The New York Times reported this week that women’s work in the home is worth $10.9 trillion to the world economy, calling attention to the value of the women’s unpaid work, something that is not recognized in part because it does not get converted into money and thus goes uncounted by economists.
Yet there is another step to be taken here, which is to include the $10.9 trillion in our estimate of global GDP and recalculate the percentage that women contribute, in total, to world income.
According to McKinsey, women’s paid labor counted for about 37 percent of GDP in 2014. If we compute women’s adjusted contribution, then recalculate the percentage contributed by each sex, we find that females produce about 60 percent of the world’s goods and services.
Let’s recognize that men do some housework and child care in every country and that they do an increasingly significant share in some countries. If we adjusted for that, we would likely change the split somewhat. The percentage would most likely still be higher for women.
There are other ways to carve up GDP, however. For instance, entrepreneurs contribute about $34 trillion in GDP worldwide. Women own about a third of the small-to-medium sized businesses in the world and they do not contribute as large a share of income as men’s businesses do—largely because of the care burden, as well as their limited access to capital. The Harvard Business Review estimates that if women were entrepreneurs as often as men, it would add as much as $5 trillion to world GDP. Even so, male entrepreneurs’ contribution to GDP would dwarf that of women.
On the other hand, household consumption contributes about 65 percent of GDP around the world—and women control most of that. But many people don’t even think of consumption when they imagine what constitutes the economy.
Women do other work in the home besides shopping and housework, however. The Food and Agriculture Organization estimates that women produce nearly half the world’s food. Much of that farmwork—no one knows exactly how much—is done unpaid (and uncounted) as part of a woman’s “duties” around the house. But the value of the crops at market will be collected by the male head of household. Indeed, as the graph of coffee production shows here, women often do all the work to produce the crop that the household sells, but the men collect the money and are seen to own the output. More often than not, the women never see any of the money for which they have worked so hard.
There is yet another way that women contribute to the world economy, the production of human capital. Yes, I mean literally giving birth, but also cultivating children as they become adults, an activity I would argue is considerably more elaborate than basic child care. The most valuable resource a modern economy can have is high quality human capital—people who are educated, but also adequately nourished and healthy. Certainly men contribute to this outcome, but even biologists recognize that the investment a female makes in offspring is considerably more than the male’s.
So there are abundant ways to discern what women and men produce for the world economy, some of which show women being the dominant factor and others men. We could say, then, that it’s a tossup which sex offers more. However, there is another lesson to take away from this exercise.

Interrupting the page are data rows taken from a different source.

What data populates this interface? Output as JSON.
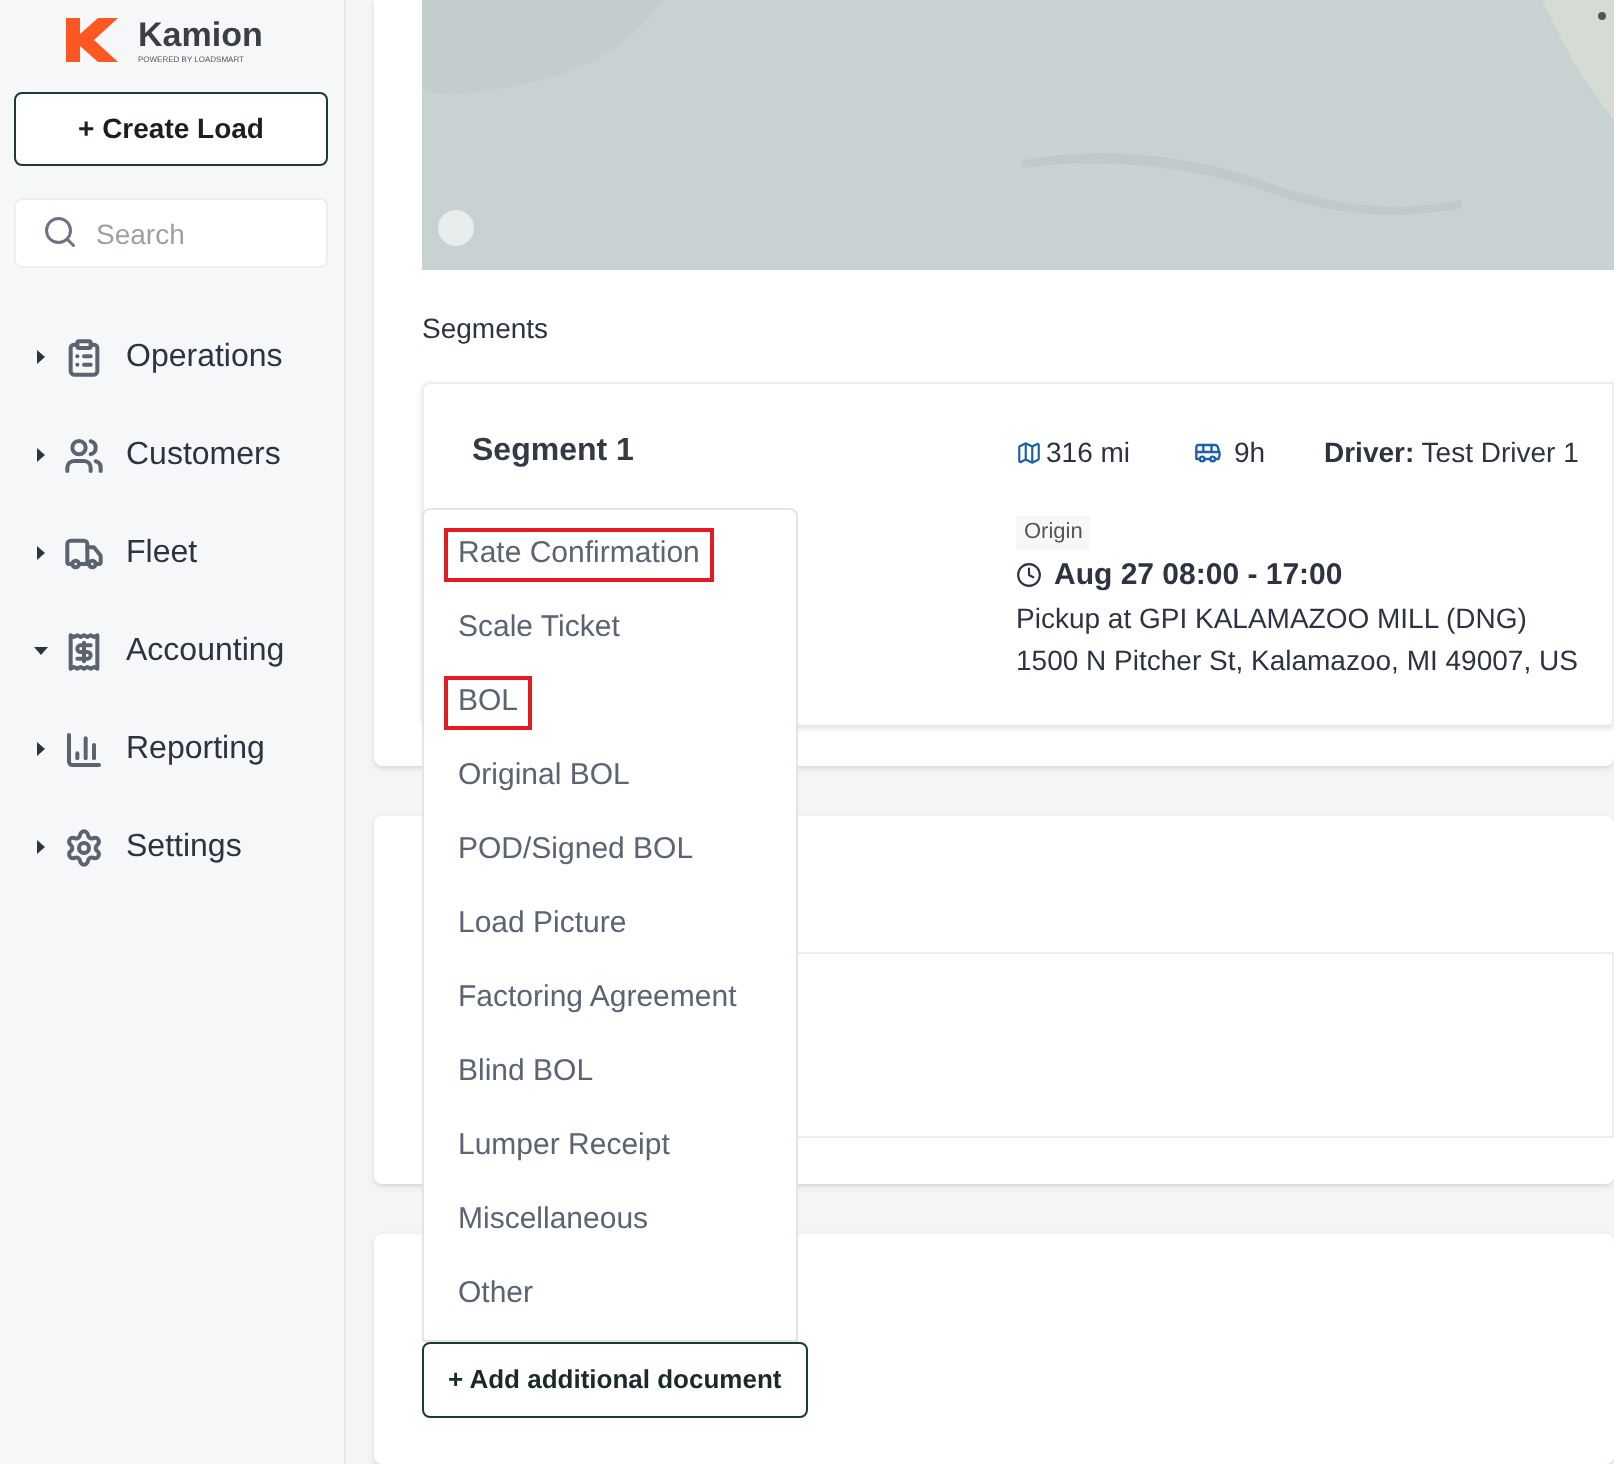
{
  "brand": {
    "name": "Kamion",
    "tagline": "POWERED BY LOADSMART"
  },
  "create_button": "+ Create Load",
  "search": {
    "placeholder": "Search"
  },
  "nav": [
    {
      "label": "Operations",
      "kind": "clipboard",
      "expanded": false
    },
    {
      "label": "Customers",
      "kind": "people",
      "expanded": false
    },
    {
      "label": "Fleet",
      "kind": "truck",
      "expanded": false
    },
    {
      "label": "Accounting",
      "kind": "ledger",
      "expanded": true
    },
    {
      "label": "Reporting",
      "kind": "chart",
      "expanded": false
    },
    {
      "label": "Settings",
      "kind": "gear",
      "expanded": false
    }
  ],
  "segments_heading": "Segments",
  "segment": {
    "title": "Segment 1",
    "distance": "316 mi",
    "duration": "9h",
    "driver_label": "Driver:",
    "driver": "Test Driver 1",
    "stop_tag": "Origin",
    "window": "Aug 27 08:00 - 17:00",
    "facility": "Pickup at GPI KALAMAZOO MILL (DNG)",
    "address": "1500 N Pitcher St, Kalamazoo, MI 49007, US"
  },
  "document_menu": [
    {
      "label": "Rate Confirmation",
      "highlighted": true
    },
    {
      "label": "Scale Ticket",
      "highlighted": false
    },
    {
      "label": "BOL",
      "highlighted": true
    },
    {
      "label": "Original BOL",
      "highlighted": false
    },
    {
      "label": "POD/Signed BOL",
      "highlighted": false
    },
    {
      "label": "Load Picture",
      "highlighted": false
    },
    {
      "label": "Factoring Agreement",
      "highlighted": false
    },
    {
      "label": "Blind BOL",
      "highlighted": false
    },
    {
      "label": "Lumper Receipt",
      "highlighted": false
    },
    {
      "label": "Miscellaneous",
      "highlighted": false
    },
    {
      "label": "Other",
      "highlighted": false
    }
  ],
  "add_document_button": "+ Add additional document"
}
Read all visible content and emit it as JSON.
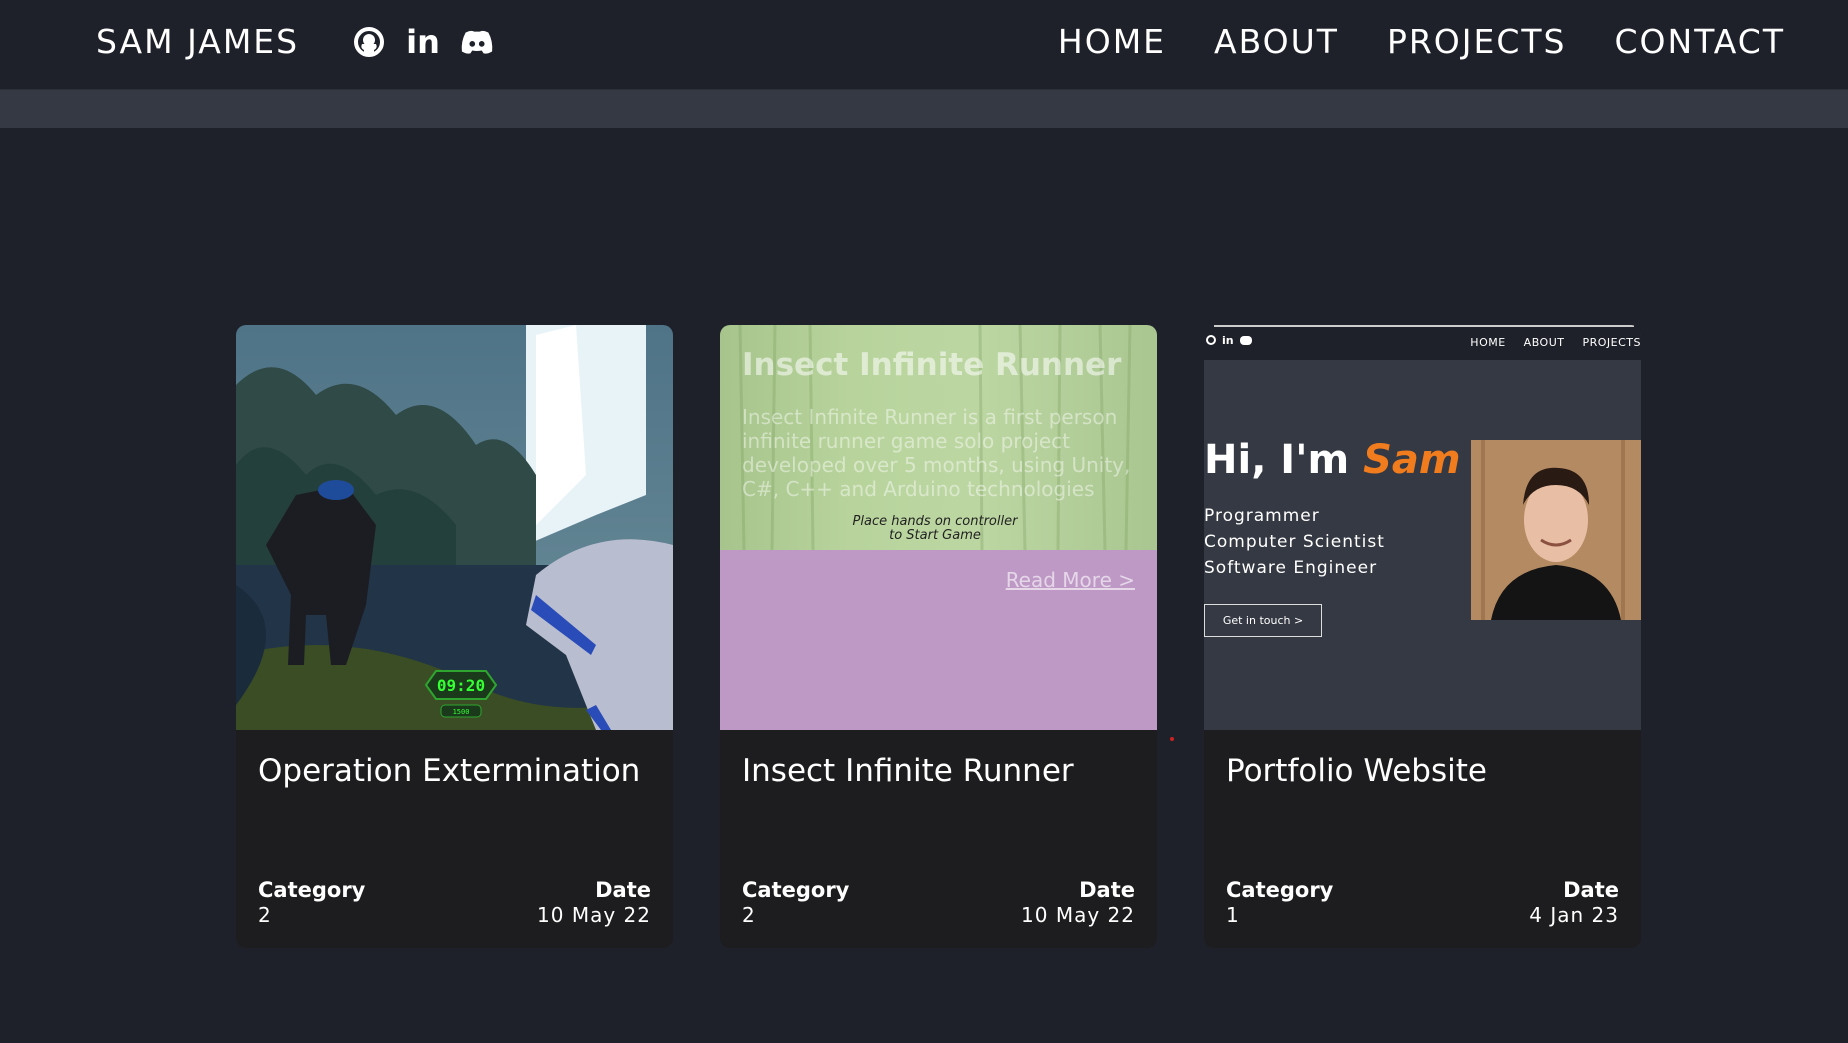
{
  "header": {
    "brand": "SAM JAMES",
    "socials": [
      "github-icon",
      "linkedin-icon",
      "discord-icon"
    ],
    "nav": [
      "HOME",
      "ABOUT",
      "PROJECTS",
      "CONTACT"
    ]
  },
  "projects": [
    {
      "title": "Operation Extermination",
      "category_label": "Category",
      "category": "2",
      "date_label": "Date",
      "date": "10 May 22",
      "hud_timer": "09:20",
      "hud_score": "1500"
    },
    {
      "title": "Insect Infinite Runner",
      "category_label": "Category",
      "category": "2",
      "date_label": "Date",
      "date": "10 May 22",
      "overlay_title": "Insect Infinite Runner",
      "overlay_desc": "Insect Infinite Runner is a first person infinite runner game solo project developed over 5 months, using Unity, C#, C++ and Arduino technologies",
      "overlay_hint": "Place hands on controller to Start Game",
      "read_more": "Read More >"
    },
    {
      "title": "Portfolio Website",
      "category_label": "Category",
      "category": "1",
      "date_label": "Date",
      "date": "4 Jan 23",
      "preview_nav": [
        "HOME",
        "ABOUT",
        "PROJECTS"
      ],
      "preview_greeting": "Hi, I'm",
      "preview_name": "Sam",
      "preview_roles": [
        "Programmer",
        "Computer Scientist",
        "Software Engineer"
      ],
      "preview_cta": "Get in touch >"
    }
  ],
  "colors": {
    "background": "#1e2129",
    "subbar": "#353943",
    "card": "#1d1d1f",
    "accent": "#f07c1e"
  }
}
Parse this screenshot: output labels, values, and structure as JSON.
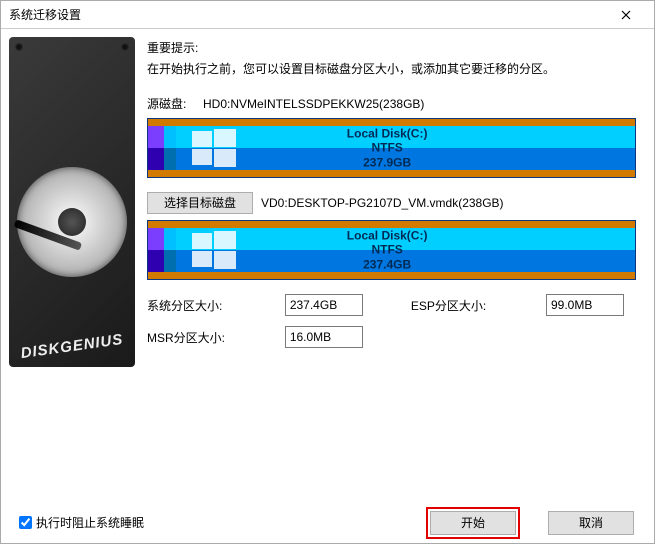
{
  "window": {
    "title": "系统迁移设置"
  },
  "sidebar": {
    "brand": "DISKGENIUS"
  },
  "tip": {
    "heading": "重要提示:",
    "text": "在开始执行之前，您可以设置目标磁盘分区大小，或添加其它要迁移的分区。"
  },
  "source": {
    "label": "源磁盘:",
    "name": "HD0:NVMeINTELSSDPEKKW25(238GB)"
  },
  "target": {
    "button": "选择目标磁盘",
    "name": "VD0:DESKTOP-PG2107D_VM.vmdk(238GB)"
  },
  "partitions": {
    "source": {
      "name": "Local Disk(C:)",
      "fs": "NTFS",
      "size": "237.9GB"
    },
    "target": {
      "name": "Local Disk(C:)",
      "fs": "NTFS",
      "size": "237.4GB"
    }
  },
  "sizes": {
    "system_label": "系统分区大小:",
    "system_value": "237.4GB",
    "esp_label": "ESP分区大小:",
    "esp_value": "99.0MB",
    "msr_label": "MSR分区大小:",
    "msr_value": "16.0MB"
  },
  "footer": {
    "sleep_label": "执行时阻止系统睡眠",
    "start": "开始",
    "cancel": "取消"
  }
}
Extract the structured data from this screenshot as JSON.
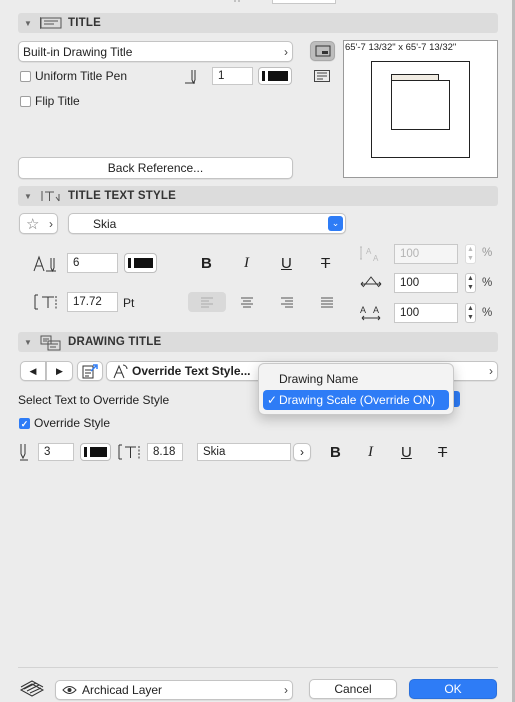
{
  "title_section": {
    "header": "TITLE",
    "title_type": "Built-in Drawing Title",
    "uniform_title_pen": "Uniform Title Pen",
    "pen_value": "1",
    "flip_title": "Flip Title",
    "back_reference": "Back Reference...",
    "preview_dims": "65'-7 13/32\" x 65'-7 13/32\""
  },
  "title_text_style": {
    "header": "TITLE TEXT STYLE",
    "font": "Skia",
    "pen": "6",
    "size": "17.72",
    "unit": "Pt",
    "width_factor": "100",
    "char_spacing": "100",
    "slant": "100",
    "percent": "%"
  },
  "drawing_title": {
    "header": "DRAWING TITLE",
    "override_button": "Override Text Style...",
    "select_text_label": "Select Text to Override Style",
    "override_style": "Override Style",
    "pen": "3",
    "size": "8.18",
    "font": "Skia"
  },
  "dropdown": {
    "items": [
      "Drawing Name",
      "Drawing Scale (Override ON)"
    ],
    "checkmark": "✓"
  },
  "footer": {
    "layer": "Archicad Layer",
    "cancel": "Cancel",
    "ok": "OK"
  },
  "format": {
    "bold": "B",
    "italic": "I",
    "underline": "U",
    "strike": "T"
  },
  "colors": {
    "accent": "#2e7cf6",
    "header_bg": "#dcdcdc",
    "panel_bg": "#ececec"
  }
}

Notice not only how often women’s contribution is unrecognized or unknown because it’s unpaid, but also how the dominance of one sex or the other in a domain of the economy changes in accordance with traditional sex roles. Also see how our typical notions of how important a particular factor is a function of the gender of the group responsible. For years, economists treated consumption as merely the waste product of the system. Most of us think first of paid labor when we think of GDP. These judgements are based on the expectation that women do the shopping and men do the paid work.
During the past 200 years, economists have gone back and forth over whether to include women’s work in their calculations and, if so, how. The narrative, as told by Nancy Folbre in her masterful Greed, Lust, and Gender, reflects how individual economists valued women and their work, rather than just whether it was paid. But as economic thought shifted to purely monetized calculations—which only happed in the 1960s—women simply dropped out of the very definition of what the economy is. By that time, economists thought of women as an “unproductive” class.
As we recognize International Women’s Day/Week/Month, we should bear in mind that women are not just unequal in the economy, but to a large degree excluded, even from our calculations of “what counts” as economics. This happens because of the way our societies and our economists refuse to recognize the value of women’s contribution, whether in life or in theory.